Information given:
::::::::::
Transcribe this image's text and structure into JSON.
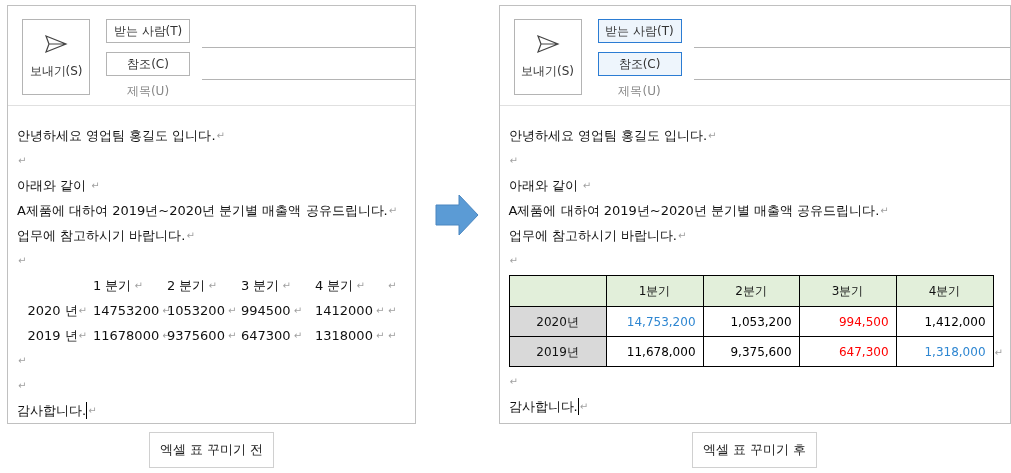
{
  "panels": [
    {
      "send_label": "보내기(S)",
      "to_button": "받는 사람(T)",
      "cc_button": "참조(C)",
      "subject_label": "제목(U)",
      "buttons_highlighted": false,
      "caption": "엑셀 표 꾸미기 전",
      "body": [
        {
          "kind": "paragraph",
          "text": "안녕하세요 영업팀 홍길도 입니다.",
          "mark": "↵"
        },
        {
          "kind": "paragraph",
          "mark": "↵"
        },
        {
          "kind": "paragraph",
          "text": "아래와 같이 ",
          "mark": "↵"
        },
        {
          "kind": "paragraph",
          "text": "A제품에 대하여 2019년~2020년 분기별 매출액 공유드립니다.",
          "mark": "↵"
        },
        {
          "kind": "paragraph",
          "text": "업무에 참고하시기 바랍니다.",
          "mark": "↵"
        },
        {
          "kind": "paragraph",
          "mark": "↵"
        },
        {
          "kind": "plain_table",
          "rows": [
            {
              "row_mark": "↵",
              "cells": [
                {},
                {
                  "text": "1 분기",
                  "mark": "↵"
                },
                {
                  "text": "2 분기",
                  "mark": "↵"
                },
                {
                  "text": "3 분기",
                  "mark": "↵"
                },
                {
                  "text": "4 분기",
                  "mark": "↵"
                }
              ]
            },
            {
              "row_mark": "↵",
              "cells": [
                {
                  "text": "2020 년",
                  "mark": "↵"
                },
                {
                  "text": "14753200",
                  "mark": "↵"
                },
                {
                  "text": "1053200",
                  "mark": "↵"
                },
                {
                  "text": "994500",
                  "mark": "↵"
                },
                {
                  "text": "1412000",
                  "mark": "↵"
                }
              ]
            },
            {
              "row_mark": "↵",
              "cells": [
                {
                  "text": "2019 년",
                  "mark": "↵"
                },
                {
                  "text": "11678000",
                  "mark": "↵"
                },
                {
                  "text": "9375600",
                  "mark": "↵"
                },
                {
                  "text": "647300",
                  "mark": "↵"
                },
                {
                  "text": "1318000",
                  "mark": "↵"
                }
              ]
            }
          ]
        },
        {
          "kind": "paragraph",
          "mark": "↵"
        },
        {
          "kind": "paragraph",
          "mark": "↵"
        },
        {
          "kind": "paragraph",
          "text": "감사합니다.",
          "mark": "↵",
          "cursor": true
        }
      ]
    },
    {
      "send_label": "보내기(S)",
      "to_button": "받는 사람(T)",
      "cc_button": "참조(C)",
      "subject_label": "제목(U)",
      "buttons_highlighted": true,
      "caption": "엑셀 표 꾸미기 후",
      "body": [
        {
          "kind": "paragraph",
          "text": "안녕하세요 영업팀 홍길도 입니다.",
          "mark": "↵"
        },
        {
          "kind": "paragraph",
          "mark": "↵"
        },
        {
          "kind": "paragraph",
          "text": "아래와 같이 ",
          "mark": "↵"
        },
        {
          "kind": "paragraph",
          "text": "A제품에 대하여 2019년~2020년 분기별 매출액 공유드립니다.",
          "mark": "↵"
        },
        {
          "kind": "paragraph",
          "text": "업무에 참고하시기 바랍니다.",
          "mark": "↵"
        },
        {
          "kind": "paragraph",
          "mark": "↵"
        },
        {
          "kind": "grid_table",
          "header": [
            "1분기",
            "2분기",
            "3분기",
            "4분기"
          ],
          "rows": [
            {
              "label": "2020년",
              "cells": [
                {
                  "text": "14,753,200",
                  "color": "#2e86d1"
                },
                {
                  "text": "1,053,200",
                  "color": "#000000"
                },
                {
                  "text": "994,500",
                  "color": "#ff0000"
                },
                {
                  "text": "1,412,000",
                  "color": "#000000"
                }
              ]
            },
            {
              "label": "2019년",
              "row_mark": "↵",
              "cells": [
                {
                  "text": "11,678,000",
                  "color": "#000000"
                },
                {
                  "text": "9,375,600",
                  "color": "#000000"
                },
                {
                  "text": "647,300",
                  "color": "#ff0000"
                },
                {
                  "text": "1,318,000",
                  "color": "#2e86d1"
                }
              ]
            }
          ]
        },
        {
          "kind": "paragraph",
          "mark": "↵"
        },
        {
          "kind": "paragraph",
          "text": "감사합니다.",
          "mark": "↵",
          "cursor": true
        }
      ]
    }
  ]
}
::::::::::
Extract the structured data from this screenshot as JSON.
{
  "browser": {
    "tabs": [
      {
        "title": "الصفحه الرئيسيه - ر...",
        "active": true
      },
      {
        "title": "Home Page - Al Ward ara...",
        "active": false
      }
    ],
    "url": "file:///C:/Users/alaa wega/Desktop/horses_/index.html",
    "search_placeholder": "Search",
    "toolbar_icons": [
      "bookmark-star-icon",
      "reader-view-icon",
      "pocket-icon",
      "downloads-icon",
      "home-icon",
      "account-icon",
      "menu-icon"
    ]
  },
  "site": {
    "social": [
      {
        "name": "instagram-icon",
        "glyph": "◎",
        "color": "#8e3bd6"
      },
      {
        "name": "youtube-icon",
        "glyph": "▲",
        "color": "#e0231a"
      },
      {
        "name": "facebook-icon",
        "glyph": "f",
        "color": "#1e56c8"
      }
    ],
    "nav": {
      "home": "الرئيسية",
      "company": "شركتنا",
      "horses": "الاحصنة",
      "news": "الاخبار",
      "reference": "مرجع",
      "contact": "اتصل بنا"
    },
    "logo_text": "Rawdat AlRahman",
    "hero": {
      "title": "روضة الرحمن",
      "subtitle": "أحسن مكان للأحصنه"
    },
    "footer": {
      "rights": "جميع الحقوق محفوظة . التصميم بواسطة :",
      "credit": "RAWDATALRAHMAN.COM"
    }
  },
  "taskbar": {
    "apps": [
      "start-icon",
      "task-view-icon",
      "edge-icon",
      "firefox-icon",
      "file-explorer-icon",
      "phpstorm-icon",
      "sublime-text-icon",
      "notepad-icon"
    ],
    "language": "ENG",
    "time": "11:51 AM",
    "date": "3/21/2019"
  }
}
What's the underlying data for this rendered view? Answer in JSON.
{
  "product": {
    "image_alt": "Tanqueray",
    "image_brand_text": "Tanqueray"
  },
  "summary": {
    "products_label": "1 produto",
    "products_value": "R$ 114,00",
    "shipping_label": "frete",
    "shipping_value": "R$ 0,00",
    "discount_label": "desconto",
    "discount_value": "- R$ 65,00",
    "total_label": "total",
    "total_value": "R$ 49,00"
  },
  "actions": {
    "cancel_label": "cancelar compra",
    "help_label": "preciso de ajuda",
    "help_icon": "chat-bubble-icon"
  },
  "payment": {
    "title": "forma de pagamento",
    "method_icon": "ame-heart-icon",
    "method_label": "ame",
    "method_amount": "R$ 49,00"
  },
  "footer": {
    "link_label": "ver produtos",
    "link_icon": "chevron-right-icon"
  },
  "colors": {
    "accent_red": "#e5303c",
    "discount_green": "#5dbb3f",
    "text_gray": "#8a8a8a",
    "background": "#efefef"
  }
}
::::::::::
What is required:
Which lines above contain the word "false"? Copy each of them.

Result for this exercise:
      "buttons_highlighted": false,
        "active": false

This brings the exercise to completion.